The answer is you can’t do much on your own.
For Meltdown, we need the operating system and hardware manufacturers to issue patches and firmware upgrades. I am sure they are furiously working on them.
The Verge has a good piece on what we can and should be doing about this.
Here’s the key part of that post:
I expect Apple will be issuing an update shortly for their OS.
Apparently Microsoft, Google, and Amazon’s cloud services are already patched for Meltdown.
As for Spectre, apparently there are no fixes for it as of now, but it is also a lot harder to implement hacks using that one.
Finally, my partner Albert has some optimism about all of this. We should expect some good to come of this mess.USV TEAM POSTS:Albert Wenger — January 4, 2018Meltdown and Spectre are Good ... for Innovation
We do a lot of referencing in our business. We certainly ask around about a team before investing in them. But we do even more referencing post investment when we help the founders and management of our portfolio companies build a team. Investors often have access to references that founders and management don’t. So we can add a lot of value to the hiring process by reaching out to our network and asking about people.
The thing I have learned in thirty plus years of making reference calls is to pay attention to how things are said more than what is said. And pay particular attention to what is not said.
I have also learned to call people instead of sending emails. Most people don’t want to put negative things in writing, but will do so on the phone, particularly with someone they trust.
It is also helpful to talk to people with knowledge of a situation but not handcuffed by it. For example, a CEO may not feel comfortable saying something negative about someone they transitioned out of their company, but a co-worker might be. Or a close friend of a co-worker might be.
I don’t mean to suggest that references are all about finding out the negatives. You should also seek to hear what someone’s strengths are. Most people are good at some things and not so good at other things. Getting a sense of strengths and weaknesses and making sure the person is a good fit for the role is...
I saw this tweet in my timeline yesterday and thought “what a great way to start the new year.”
1st day of the year has to be inbox 0

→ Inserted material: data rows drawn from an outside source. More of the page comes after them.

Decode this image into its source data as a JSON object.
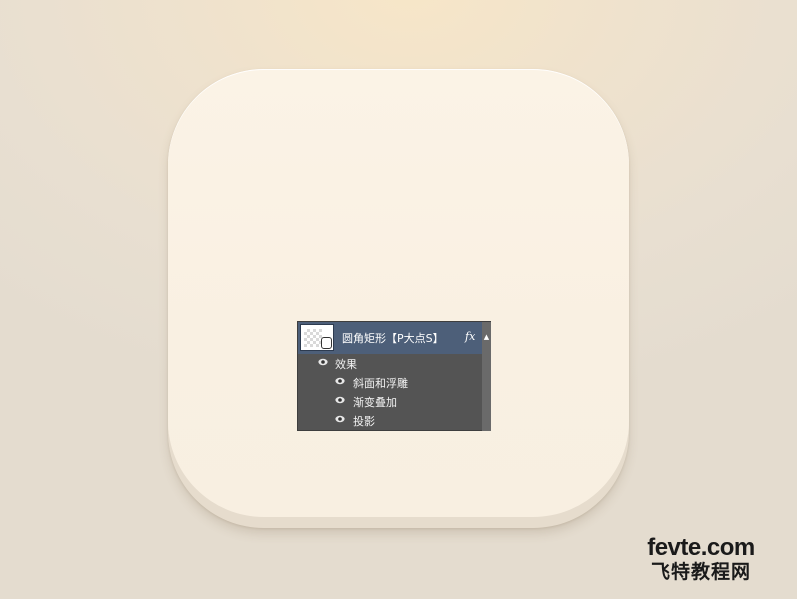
{
  "layers_panel": {
    "layer": {
      "name": "圆角矩形【P大点S】",
      "fx_label": "fx",
      "thumbnail_icon": "rounded-rect-shape-icon"
    },
    "effects_header": "效果",
    "effects": [
      {
        "label": "斜面和浮雕",
        "visible": true
      },
      {
        "label": "渐变叠加",
        "visible": true
      },
      {
        "label": "投影",
        "visible": true
      }
    ],
    "scroll_icon": "scroll-up-arrow-icon"
  },
  "watermark": {
    "line1": "fevte.com",
    "line2": "飞特教程网"
  },
  "colors": {
    "tile_face": "#f9f0e2",
    "panel_bg": "#545454",
    "layer_selected": "#4d5f79"
  }
}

I’ve declared email bankruptcy.
— Oo Nwoye (@OoTheNigerian) January 1, 2018
I had 1,625 unread emails in my inbox this morning.
I have archived all of them that came in during 2017.
If you sent me an email in 2017 and did not get a reply, you won’t.
I am starting the year fresh. It feels good. Thanks for the suggestion OoTheNigerian.
This is a post that I am struggling to write. I really have no idea what is going to happen in 2018.
As has become my practice, I celebrate the end of a year and the start of a new one here at AVC with back to back posts focusing on what happened and then thinking about what might happen.
Today, we focus on what happened in 2017.
If you look at the Carlota Perez technology surge cycle chart, which is a framework I like to use when thinking about new technologies, you will see that a frenzy develops when a new technology enters the material phase of the installation period. The frenzy funds the installation of the technology.
2017 is the year when crypto/blockchain entered the frenzy phase. Over $3.7bn was raised by various crypto teams/projects to build out the infrastructure of Internet 3.0 (the decentralized Internet). To put that number into context, that is about equal to the total seed/angel investment in the US in 2017. Clearly, not all of that money will be used well, maybe very little of it will be used well. But, like the late...